#### Your assignment
Go through the data below and return each line where the string "presentación" appears.
· · · ·
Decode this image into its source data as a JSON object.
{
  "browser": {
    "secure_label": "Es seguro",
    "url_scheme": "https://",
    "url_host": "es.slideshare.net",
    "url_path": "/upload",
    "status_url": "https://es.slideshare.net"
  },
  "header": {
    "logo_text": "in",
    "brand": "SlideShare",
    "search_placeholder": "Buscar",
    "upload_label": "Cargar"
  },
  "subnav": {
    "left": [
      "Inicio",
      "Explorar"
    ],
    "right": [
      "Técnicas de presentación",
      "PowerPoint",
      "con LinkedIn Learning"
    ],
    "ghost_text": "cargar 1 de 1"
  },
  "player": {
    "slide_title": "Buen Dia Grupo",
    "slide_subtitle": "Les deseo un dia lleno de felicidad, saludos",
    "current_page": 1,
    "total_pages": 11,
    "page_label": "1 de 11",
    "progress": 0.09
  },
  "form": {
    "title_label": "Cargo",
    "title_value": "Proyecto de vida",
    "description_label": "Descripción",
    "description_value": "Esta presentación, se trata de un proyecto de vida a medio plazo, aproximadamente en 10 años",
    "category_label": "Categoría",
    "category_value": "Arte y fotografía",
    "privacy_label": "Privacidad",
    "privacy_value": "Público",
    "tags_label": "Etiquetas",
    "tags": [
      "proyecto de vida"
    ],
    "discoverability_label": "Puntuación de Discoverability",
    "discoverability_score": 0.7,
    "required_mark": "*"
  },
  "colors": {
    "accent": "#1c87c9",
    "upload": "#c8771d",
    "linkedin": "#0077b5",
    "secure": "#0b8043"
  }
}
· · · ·
#### Task response
      "Técnicas de presentación",
    "description_value": "Esta presentación, se trata de un proyecto de vida a medio plazo, aproximadamente en 10 años",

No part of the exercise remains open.